**What to do**:
Please write out all the data that follows exactly, without the pictures.

**Excerpted data**:
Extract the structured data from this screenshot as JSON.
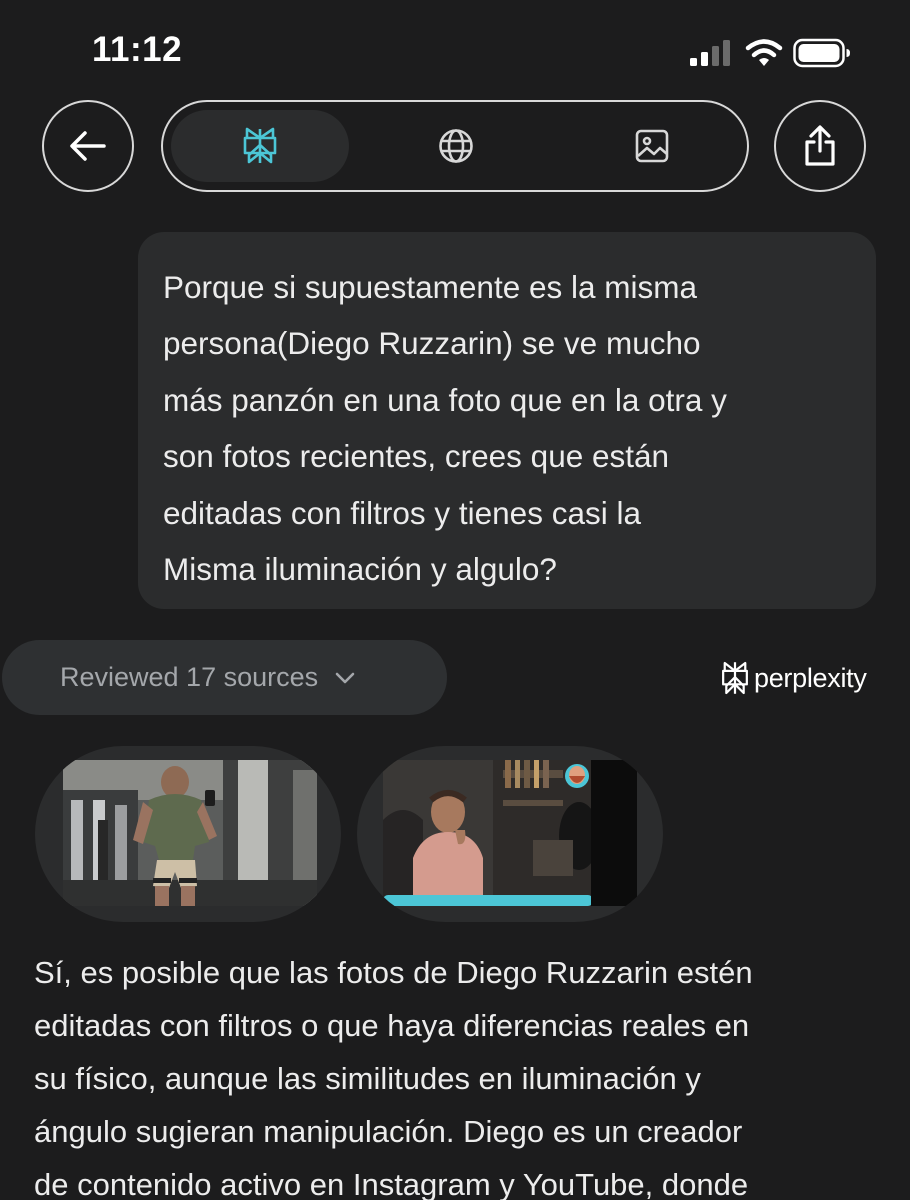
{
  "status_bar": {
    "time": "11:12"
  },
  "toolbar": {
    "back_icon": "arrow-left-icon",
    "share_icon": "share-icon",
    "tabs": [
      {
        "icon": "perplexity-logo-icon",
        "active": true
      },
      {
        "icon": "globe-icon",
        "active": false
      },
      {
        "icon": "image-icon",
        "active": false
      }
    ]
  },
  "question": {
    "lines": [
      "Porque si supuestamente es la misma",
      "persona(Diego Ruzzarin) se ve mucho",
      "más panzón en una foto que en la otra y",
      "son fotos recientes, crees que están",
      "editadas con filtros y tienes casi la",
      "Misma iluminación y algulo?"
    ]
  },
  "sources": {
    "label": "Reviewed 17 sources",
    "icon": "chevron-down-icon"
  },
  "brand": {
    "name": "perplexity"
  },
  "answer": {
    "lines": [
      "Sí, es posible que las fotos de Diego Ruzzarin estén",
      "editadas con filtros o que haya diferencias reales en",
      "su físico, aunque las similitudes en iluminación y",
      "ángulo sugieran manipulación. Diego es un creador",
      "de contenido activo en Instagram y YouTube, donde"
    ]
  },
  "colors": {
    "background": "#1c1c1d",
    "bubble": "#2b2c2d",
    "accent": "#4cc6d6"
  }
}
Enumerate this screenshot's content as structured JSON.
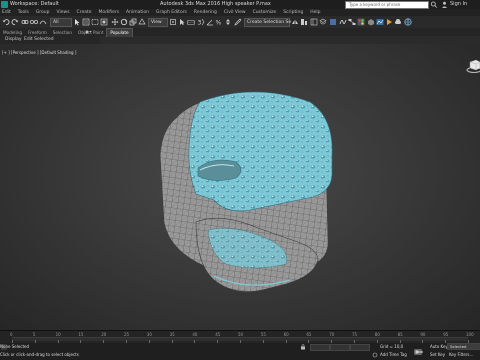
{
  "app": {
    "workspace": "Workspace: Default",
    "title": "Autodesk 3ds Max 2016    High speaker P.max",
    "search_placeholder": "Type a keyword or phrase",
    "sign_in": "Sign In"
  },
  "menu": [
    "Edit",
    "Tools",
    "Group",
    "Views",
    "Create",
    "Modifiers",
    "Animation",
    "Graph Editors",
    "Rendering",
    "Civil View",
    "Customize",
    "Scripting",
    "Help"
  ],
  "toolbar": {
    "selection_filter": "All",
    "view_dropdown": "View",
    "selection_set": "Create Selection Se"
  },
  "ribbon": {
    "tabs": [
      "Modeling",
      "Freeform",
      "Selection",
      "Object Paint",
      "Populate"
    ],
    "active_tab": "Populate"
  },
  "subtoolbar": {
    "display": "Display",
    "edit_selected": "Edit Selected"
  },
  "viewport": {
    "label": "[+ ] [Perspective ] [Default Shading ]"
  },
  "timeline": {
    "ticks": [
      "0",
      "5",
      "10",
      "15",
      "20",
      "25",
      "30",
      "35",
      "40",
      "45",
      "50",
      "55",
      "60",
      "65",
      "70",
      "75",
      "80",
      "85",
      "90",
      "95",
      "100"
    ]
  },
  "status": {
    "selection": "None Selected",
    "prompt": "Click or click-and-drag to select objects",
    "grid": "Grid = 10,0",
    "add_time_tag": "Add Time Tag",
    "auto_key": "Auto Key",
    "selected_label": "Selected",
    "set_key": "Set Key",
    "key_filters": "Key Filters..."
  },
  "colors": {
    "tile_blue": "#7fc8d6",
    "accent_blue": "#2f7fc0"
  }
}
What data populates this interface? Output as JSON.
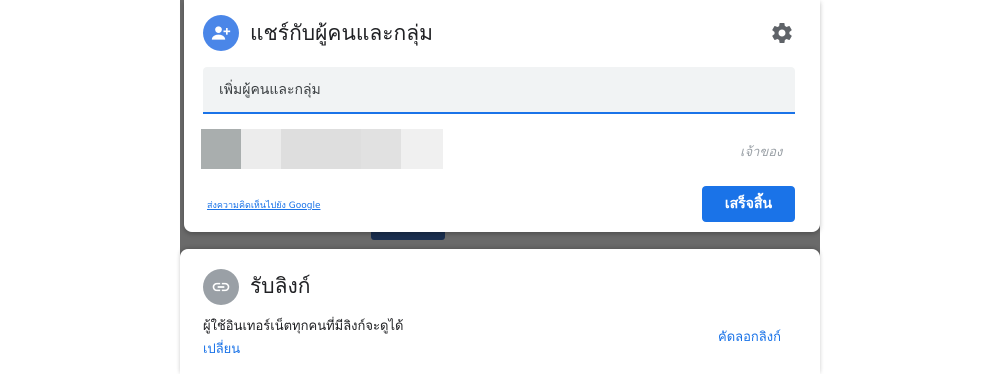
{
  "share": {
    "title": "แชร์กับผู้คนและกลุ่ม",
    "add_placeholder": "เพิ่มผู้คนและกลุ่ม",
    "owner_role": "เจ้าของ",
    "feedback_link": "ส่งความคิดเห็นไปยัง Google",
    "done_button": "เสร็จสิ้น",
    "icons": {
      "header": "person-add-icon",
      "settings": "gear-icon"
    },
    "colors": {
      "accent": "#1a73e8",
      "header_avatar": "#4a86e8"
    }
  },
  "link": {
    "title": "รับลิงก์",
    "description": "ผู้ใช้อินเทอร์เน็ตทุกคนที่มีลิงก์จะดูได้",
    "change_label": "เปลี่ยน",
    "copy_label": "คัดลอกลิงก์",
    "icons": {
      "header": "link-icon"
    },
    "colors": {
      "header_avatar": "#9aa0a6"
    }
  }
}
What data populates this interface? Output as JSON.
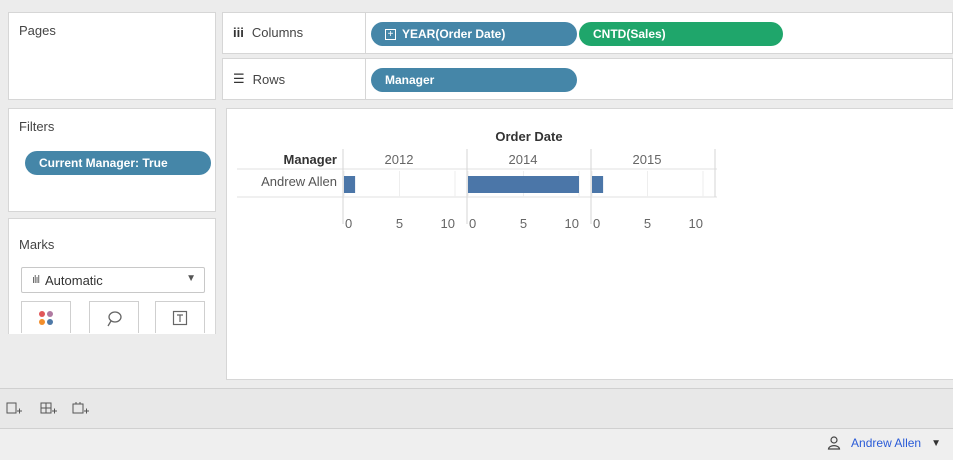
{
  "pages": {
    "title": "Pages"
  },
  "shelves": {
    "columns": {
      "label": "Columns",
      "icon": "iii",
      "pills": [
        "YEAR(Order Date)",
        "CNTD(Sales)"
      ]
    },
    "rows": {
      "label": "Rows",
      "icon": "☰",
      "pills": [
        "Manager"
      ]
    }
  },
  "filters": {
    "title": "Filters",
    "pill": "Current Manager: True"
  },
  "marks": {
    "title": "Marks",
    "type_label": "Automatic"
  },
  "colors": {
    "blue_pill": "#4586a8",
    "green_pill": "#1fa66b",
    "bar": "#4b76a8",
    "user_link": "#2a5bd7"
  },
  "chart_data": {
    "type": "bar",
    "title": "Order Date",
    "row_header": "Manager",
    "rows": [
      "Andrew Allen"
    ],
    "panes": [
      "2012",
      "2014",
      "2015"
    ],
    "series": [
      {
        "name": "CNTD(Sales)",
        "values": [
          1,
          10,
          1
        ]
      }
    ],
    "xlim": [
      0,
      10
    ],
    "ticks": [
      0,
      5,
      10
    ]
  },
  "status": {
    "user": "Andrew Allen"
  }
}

**Response below**:
Extract the structured data from this screenshot as JSON.
{
  "status_bar": {
    "time": "11:12"
  },
  "toolbar": {
    "back_icon": "arrow-left-icon",
    "share_icon": "share-icon",
    "tabs": [
      {
        "icon": "perplexity-logo-icon",
        "active": true
      },
      {
        "icon": "globe-icon",
        "active": false
      },
      {
        "icon": "image-icon",
        "active": false
      }
    ]
  },
  "question": {
    "lines": [
      "Porque si supuestamente es la misma",
      "persona(Diego Ruzzarin) se ve mucho",
      "más panzón en una foto que en la otra y",
      "son fotos recientes, crees que están",
      "editadas con filtros y tienes casi la",
      "Misma iluminación y algulo?"
    ]
  },
  "sources": {
    "label": "Reviewed 17 sources",
    "icon": "chevron-down-icon"
  },
  "brand": {
    "name": "perplexity"
  },
  "answer": {
    "lines": [
      "Sí, es posible que las fotos de Diego Ruzzarin estén",
      "editadas con filtros o que haya diferencias reales en",
      "su físico, aunque las similitudes en iluminación y",
      "ángulo sugieran manipulación. Diego es un creador",
      "de contenido activo en Instagram y YouTube, donde"
    ]
  },
  "colors": {
    "background": "#1c1c1d",
    "bubble": "#2b2c2d",
    "accent": "#4cc6d6"
  }
}
Enumerate this screenshot's content as structured JSON.
{
  "app": {
    "workspace": "Workspace: Default",
    "title": "Autodesk 3ds Max 2016    High speaker P.max",
    "search_placeholder": "Type a keyword or phrase",
    "sign_in": "Sign In"
  },
  "menu": [
    "Edit",
    "Tools",
    "Group",
    "Views",
    "Create",
    "Modifiers",
    "Animation",
    "Graph Editors",
    "Rendering",
    "Civil View",
    "Customize",
    "Scripting",
    "Help"
  ],
  "toolbar": {
    "selection_filter": "All",
    "view_dropdown": "View",
    "selection_set": "Create Selection Se"
  },
  "ribbon": {
    "tabs": [
      "Modeling",
      "Freeform",
      "Selection",
      "Object Paint",
      "Populate"
    ],
    "active_tab": "Populate"
  },
  "subtoolbar": {
    "display": "Display",
    "edit_selected": "Edit Selected"
  },
  "viewport": {
    "label": "[+ ] [Perspective ] [Default Shading ]"
  },
  "timeline": {
    "ticks": [
      "0",
      "5",
      "10",
      "15",
      "20",
      "25",
      "30",
      "35",
      "40",
      "45",
      "50",
      "55",
      "60",
      "65",
      "70",
      "75",
      "80",
      "85",
      "90",
      "95",
      "100"
    ]
  },
  "status": {
    "selection": "None Selected",
    "prompt": "Click or click-and-drag to select objects",
    "grid": "Grid = 10,0",
    "add_time_tag": "Add Time Tag",
    "auto_key": "Auto Key",
    "selected_label": "Selected",
    "set_key": "Set Key",
    "key_filters": "Key Filters..."
  },
  "colors": {
    "tile_blue": "#7fc8d6",
    "accent_blue": "#2f7fc0"
  }
}
What data populates this interface? Output as JSON.
{
  "share": {
    "title": "แชร์กับผู้คนและกลุ่ม",
    "add_placeholder": "เพิ่มผู้คนและกลุ่ม",
    "owner_role": "เจ้าของ",
    "feedback_link": "ส่งความคิดเห็นไปยัง Google",
    "done_button": "เสร็จสิ้น",
    "icons": {
      "header": "person-add-icon",
      "settings": "gear-icon"
    },
    "colors": {
      "accent": "#1a73e8",
      "header_avatar": "#4a86e8"
    }
  },
  "link": {
    "title": "รับลิงก์",
    "description": "ผู้ใช้อินเทอร์เน็ตทุกคนที่มีลิงก์จะดูได้",
    "change_label": "เปลี่ยน",
    "copy_label": "คัดลอกลิงก์",
    "icons": {
      "header": "link-icon"
    },
    "colors": {
      "header_avatar": "#9aa0a6"
    }
  }
}
What data populates this interface? Output as JSON.
{
  "pages": {
    "title": "Pages"
  },
  "shelves": {
    "columns": {
      "label": "Columns",
      "icon": "iii",
      "pills": [
        "YEAR(Order Date)",
        "CNTD(Sales)"
      ]
    },
    "rows": {
      "label": "Rows",
      "icon": "☰",
      "pills": [
        "Manager"
      ]
    }
  },
  "filters": {
    "title": "Filters",
    "pill": "Current Manager: True"
  },
  "marks": {
    "title": "Marks",
    "type_label": "Automatic"
  },
  "colors": {
    "blue_pill": "#4586a8",
    "green_pill": "#1fa66b",
    "bar": "#4b76a8",
    "user_link": "#2a5bd7"
  },
  "chart_data": {
    "type": "bar",
    "title": "Order Date",
    "row_header": "Manager",
    "rows": [
      "Andrew Allen"
    ],
    "panes": [
      "2012",
      "2014",
      "2015"
    ],
    "series": [
      {
        "name": "CNTD(Sales)",
        "values": [
          1,
          10,
          1
        ]
      }
    ],
    "xlim": [
      0,
      10
    ],
    "ticks": [
      0,
      5,
      10
    ]
  },
  "status": {
    "user": "Andrew Allen"
  }
}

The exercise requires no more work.